|Includes: General Motors Company (GM)

News today:  GM (NYSE: GM) is about to show off a new vehicle it has produced in cooperation with Segway Inc., maker of the upright, self-balancing scooters.  It is a new type of two-wheeled vehicle designed to move easily through congested urban streets.

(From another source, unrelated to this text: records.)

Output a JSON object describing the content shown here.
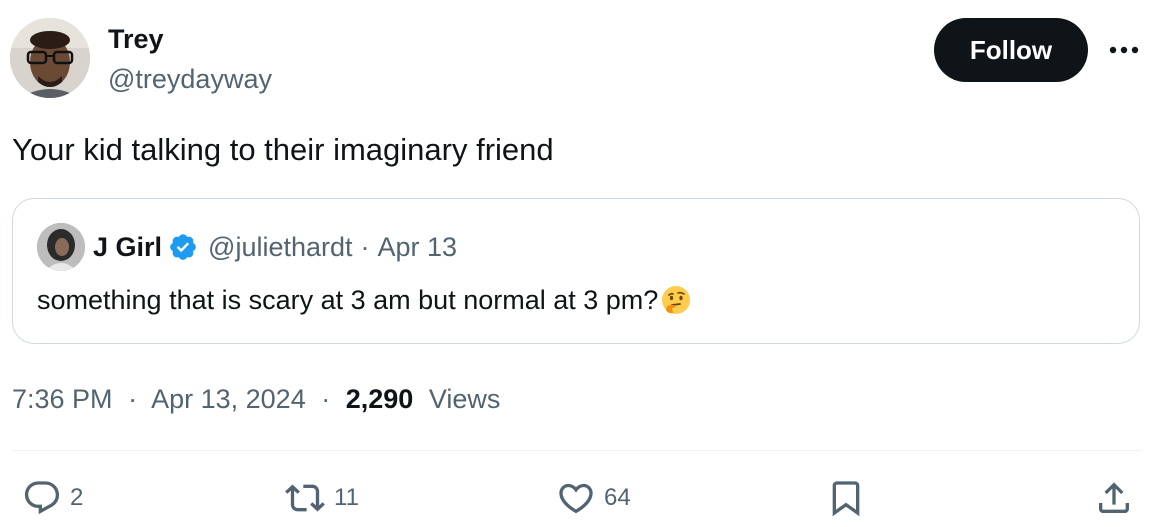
{
  "author": {
    "display_name": "Trey",
    "handle": "@treydayway",
    "avatar_icon": "user-avatar-photo"
  },
  "follow_label": "Follow",
  "more_icon": "more-horizontal-icon",
  "tweet": {
    "text": "Your kid talking to their imaginary friend"
  },
  "quote": {
    "display_name": "J Girl",
    "verified": true,
    "handle": "@juliethardt",
    "separator": "·",
    "date": "Apr 13",
    "text": "something that is scary at 3 am but normal at 3 pm?",
    "emoji_icon": "thinking-face-emoji"
  },
  "meta": {
    "time": "7:36 PM",
    "sep1": "·",
    "date": "Apr 13, 2024",
    "sep2": "·",
    "views_count": "2,290",
    "views_label": "Views"
  },
  "actions": {
    "reply_count": "2",
    "retweet_count": "11",
    "like_count": "64",
    "bookmark_icon": "bookmark-icon",
    "share_icon": "share-icon"
  },
  "colors": {
    "text_primary": "#0f1419",
    "text_secondary": "#536471",
    "border": "#cfd9de",
    "verified_blue": "#1d9bf0",
    "follow_bg": "#0f1419"
  }
}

Very cool.  Innovative.  It's called called "PUMA," for Personal Urban Mobility and Accessibility.  You can see what it looks like here:

But I wonder, did GM have to get permission from the White House to attempt this strategy?  Did they review their promotional plans for how they are going to show off this new product in New York today? 

We know two things that are relevant here.  First, if the White House doesn't approve of Management decisions, they will cite the fact that GM has so much taxpayer money that the government has the right to show the Management to the door.  We also know that the US government believes that the nation's energy policy in the future depends on GM and other auto manufacturers pursuing alternative fuel cars.  Is the PUMA "alternative" enough?  My guess is yes.  But if you were the CEO of GM, and you wanted to keep your job and not be fired by White House officials, how would you know?  Does GM have to ask the government whether the Segway venture is strategy that the government approves of before they enter into the venture?  What if the government doesn't agree with that strategy for whatever reason?  Maybe someone in the government fears that this new device could become so popular that it mitigates sales of new cars?  Maybe that isn't the strategy the White House wants.  Maybe it is.  Who knows?

In normal circumstances, GM management would bring the idea of its new venture to its Board, which oversees management and strategy.  OK.  It's already been decided that whoever it is in the White House who makes decisions about GM strategy doesn't think too much of the GM board. So, what does GM management do? 

Well, this one is kind of easy.  The PUMA looks like it is a direct fit with the Obama administration's auto philosophy.  But let's say that GM's consumer research department brings a report to the CEO.  "Hey boss.  You might not believe this.  But we are seeing a real trend among adult women that they want big gas guzzlers.  We have all the rationale right here in our research.  Take a look.  It's a little hard to believe but the demand is absolutely there."  Now, if you were the CEO and the Board of GM, you have a fiduciary resposnibility to your investors to make those decisions that will translate into greater value for their investment.  And here's a real opportunity to sell some high priced cars in pretty good volume and drive some earnings to the bottom line.  But you also know that if you launch a gas guzzler you are going to irk the White House people who are overseeing you.  They don't like gas guzzlers.  If you approve a new gas guzzler model you will serve your investors but risk being fired.  What do you do?